Listed records>

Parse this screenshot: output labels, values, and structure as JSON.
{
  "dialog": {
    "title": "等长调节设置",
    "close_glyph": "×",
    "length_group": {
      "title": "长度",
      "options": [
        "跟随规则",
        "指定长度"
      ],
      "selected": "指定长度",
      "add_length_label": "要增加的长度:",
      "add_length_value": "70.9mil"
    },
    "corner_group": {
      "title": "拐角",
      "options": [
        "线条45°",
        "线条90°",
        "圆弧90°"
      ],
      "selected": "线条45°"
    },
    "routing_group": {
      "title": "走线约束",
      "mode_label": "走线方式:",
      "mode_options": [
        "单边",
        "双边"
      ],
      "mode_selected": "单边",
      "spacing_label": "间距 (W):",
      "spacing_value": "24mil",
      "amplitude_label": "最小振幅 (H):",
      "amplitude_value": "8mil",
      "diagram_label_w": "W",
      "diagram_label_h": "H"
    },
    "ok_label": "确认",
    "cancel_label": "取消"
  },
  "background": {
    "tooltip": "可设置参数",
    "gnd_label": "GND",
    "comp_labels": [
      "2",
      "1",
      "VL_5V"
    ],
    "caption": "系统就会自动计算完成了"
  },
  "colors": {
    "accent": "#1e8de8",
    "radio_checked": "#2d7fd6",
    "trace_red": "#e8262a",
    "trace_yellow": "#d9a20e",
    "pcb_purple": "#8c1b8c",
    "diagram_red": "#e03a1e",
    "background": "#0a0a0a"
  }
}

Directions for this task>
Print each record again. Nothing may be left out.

Response to the exercise>
Parse this screenshot: output labels, values, and structure as JSON.
{
  "dialog": {
    "title": "等长调节设置",
    "close_glyph": "×",
    "length_group": {
      "title": "长度",
      "options": [
        "跟随规则",
        "指定长度"
      ],
      "selected": "指定长度",
      "add_length_label": "要增加的长度:",
      "add_length_value": "70.9mil"
    },
    "corner_group": {
      "title": "拐角",
      "options": [
        "线条45°",
        "线条90°",
        "圆弧90°"
      ],
      "selected": "线条45°"
    },
    "routing_group": {
      "title": "走线约束",
      "mode_label": "走线方式:",
      "mode_options": [
        "单边",
        "双边"
      ],
      "mode_selected": "单边",
      "spacing_label": "间距 (W):",
      "spacing_value": "24mil",
      "amplitude_label": "最小振幅 (H):",
      "amplitude_value": "8mil",
      "diagram_label_w": "W",
      "diagram_label_h": "H"
    },
    "ok_label": "确认",
    "cancel_label": "取消"
  },
  "background": {
    "tooltip": "可设置参数",
    "gnd_label": "GND",
    "comp_labels": [
      "2",
      "1",
      "VL_5V"
    ],
    "caption": "系统就会自动计算完成了"
  },
  "colors": {
    "accent": "#1e8de8",
    "radio_checked": "#2d7fd6",
    "trace_red": "#e8262a",
    "trace_yellow": "#d9a20e",
    "pcb_purple": "#8c1b8c",
    "diagram_red": "#e03a1e",
    "background": "#0a0a0a"
  }
}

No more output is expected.